Sport's Power to Inspire
A common thread I have noticed when writing the Sustainable Development Goal articles is the ability for sport to raise awareness on many issues. Similarly to an earlier article on Sport as a Form of Protest, sport can raise awareness on many social issues and help inspire people.
It is often a talking point for many in the sport industry that it has a huge capacity to inspire people. Often this is in the context of the Olympics or other major sporting events. This inspiration often compounds in becoming more active and getting more involved in community sport and recreation. In an article from the BBC, it highlights that since London won the bid to host the 2012 Olympics in 2005, 1.4 million more people are participating in sport in 2013. While this inspiration is important, this is not the kind of inspiration that I am talking about.
The inspiration that I am talking about is how sport can emotionally move people. Sport can pull on our heart strings and make us passionate about important causes.

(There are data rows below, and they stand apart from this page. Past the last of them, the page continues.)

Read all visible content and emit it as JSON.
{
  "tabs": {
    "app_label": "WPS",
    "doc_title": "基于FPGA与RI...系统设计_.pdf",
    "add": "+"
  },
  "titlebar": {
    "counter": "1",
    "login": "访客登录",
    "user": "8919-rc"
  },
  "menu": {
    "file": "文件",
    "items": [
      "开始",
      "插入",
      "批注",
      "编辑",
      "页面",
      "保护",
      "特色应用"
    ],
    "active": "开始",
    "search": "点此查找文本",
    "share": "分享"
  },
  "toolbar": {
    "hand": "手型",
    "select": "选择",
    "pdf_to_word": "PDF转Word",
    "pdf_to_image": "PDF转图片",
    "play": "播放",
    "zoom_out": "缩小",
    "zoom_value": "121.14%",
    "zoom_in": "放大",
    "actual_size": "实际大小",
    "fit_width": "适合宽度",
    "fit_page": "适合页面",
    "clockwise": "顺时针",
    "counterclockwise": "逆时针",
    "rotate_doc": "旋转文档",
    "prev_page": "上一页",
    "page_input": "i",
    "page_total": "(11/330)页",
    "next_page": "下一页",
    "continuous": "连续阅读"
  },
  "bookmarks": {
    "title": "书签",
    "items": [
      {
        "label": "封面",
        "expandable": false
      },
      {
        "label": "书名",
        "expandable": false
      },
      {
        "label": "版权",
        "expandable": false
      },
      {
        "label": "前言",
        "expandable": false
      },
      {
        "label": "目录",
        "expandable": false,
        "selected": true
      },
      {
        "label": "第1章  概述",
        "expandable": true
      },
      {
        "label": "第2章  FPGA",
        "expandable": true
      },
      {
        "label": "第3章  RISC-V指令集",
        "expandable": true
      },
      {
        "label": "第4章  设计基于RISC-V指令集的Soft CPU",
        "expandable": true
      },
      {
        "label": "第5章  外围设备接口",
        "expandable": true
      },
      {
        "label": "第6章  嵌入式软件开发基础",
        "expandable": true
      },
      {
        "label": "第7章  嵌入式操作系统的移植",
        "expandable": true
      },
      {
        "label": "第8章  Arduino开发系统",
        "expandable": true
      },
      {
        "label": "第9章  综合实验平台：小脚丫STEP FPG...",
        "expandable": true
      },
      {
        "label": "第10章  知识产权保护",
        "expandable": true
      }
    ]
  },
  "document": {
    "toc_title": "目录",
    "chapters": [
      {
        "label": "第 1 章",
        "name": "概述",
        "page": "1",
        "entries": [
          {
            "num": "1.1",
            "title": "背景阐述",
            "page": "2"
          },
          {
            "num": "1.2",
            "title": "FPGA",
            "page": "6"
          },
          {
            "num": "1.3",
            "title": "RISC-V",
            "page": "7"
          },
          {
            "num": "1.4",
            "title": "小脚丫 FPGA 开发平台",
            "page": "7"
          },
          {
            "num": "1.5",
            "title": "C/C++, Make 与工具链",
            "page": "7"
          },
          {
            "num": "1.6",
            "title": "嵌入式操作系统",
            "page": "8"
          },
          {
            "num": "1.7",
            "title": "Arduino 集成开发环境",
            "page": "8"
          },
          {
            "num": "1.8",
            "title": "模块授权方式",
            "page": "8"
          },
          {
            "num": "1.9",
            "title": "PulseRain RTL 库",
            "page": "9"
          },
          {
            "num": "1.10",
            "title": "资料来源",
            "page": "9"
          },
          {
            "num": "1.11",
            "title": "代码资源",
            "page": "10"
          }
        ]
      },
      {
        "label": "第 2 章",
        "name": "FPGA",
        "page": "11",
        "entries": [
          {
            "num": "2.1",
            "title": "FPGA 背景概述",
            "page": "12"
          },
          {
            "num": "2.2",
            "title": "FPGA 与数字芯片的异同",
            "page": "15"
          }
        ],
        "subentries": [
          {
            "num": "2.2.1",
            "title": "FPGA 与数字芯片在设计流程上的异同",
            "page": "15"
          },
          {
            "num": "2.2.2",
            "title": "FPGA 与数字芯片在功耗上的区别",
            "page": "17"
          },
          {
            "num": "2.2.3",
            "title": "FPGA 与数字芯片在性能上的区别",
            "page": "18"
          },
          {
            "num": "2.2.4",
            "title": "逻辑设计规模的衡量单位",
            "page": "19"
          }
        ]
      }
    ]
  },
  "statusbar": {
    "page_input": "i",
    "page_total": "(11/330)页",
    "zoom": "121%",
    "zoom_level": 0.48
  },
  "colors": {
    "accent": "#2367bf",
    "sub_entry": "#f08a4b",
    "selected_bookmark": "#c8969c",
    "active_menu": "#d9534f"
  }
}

Every Canadian is familiar with Terry Fox and his Marathon of Hope in 1980. Terry Fox was a young man diagnosed with cancer and lost his leg to cancer when he was 18. He ran 3,339 miles from St. John’s Newfoundland (Canada’s most eastern city), through 6 provinces to Thunder Bay Ontario. He ran almost a full marathon a day for 143 days. Canadians lined the streets to see him run by. He was forced to stop when the cancer spread to his lungs.

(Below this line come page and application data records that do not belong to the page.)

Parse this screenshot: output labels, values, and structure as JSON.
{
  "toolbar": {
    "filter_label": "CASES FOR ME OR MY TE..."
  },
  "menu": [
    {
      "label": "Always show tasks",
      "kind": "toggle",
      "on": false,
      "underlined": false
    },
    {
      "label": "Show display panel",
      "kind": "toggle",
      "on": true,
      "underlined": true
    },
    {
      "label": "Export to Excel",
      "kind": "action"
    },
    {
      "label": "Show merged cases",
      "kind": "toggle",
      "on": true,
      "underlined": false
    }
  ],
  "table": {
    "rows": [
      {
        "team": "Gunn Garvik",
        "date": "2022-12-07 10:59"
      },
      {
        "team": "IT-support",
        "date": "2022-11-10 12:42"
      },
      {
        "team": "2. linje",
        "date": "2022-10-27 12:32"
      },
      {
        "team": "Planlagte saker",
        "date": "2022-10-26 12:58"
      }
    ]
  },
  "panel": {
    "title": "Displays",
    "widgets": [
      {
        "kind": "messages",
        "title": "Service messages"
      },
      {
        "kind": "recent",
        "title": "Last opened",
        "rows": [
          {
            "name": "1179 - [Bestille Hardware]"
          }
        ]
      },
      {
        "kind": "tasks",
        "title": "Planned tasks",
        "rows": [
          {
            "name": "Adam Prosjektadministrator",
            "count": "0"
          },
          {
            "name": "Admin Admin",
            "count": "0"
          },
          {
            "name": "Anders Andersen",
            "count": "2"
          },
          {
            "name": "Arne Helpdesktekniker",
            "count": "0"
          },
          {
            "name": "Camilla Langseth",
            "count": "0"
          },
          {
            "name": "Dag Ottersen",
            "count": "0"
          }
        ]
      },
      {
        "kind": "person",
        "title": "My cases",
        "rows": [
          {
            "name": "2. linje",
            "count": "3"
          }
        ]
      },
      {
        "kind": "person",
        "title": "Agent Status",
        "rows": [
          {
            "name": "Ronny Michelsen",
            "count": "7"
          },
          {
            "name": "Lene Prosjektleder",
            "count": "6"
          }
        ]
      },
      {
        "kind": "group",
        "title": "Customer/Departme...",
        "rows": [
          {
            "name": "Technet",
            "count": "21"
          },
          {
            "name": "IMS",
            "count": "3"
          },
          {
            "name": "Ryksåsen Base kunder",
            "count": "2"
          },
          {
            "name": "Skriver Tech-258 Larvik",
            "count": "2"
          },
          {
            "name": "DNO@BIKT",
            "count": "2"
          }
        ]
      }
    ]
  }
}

The Marathon of Hope was to raise money to fight cancer. To this day, more than $800,000,000 has been raised in Terry’s name for cancer research. Each year, the Terry Fox Walk/Run is held in September. Thousands of Canadians participate in this event in schools, and in community events to raise money for cancer research.
The Marathon of Hope has had a considerable effect on Canadians. In 1999, Terry Fox was voted as Canada’s Greatest Hero in a survey. He used sport to inspire millions of Canadians in 1980 and for the 40 years since. The Terry Fox Run is now in over 25 countries around the world.
Another great Canadian, Clara Hughes used sport to raise awareness and connect with Canadians on the importance of mental health. In 2013, she initiated annual bike rides across Canada for this social issue. Clara’s Big Ride has inspired people to speak more openly about mental health, and has helped decrease the stigma associated with mental health.
0Mégot is a campaign where the four swimmers will swim the 360km from Paris to the ocean. Highlighting the path of cigarette butts take from the city into the ocean. This campaign is to raise awareness of the issue of pollution in the oceans.
Some of the other campaigns that have used sport to raise awareness and inspire people are:
While many of these events may not be able to be held in person this year, they are adapting to be held virtually.
Sport is more than just inspiring people to be more active and live healthier lives. Sport is about inspiring the best of us. Inspiring us to dream of a better world. Sport cannot stop cancer on it’s own, or stop ocean pollution, but it can be used to inspire people to donate, change their habits and contribute to building a better world. Sport is one of the most versatile tools that we have to inspire change in our society. I highlighted a few examples of how sport can be used in this way, but there are endless other examples of sport being used in this way.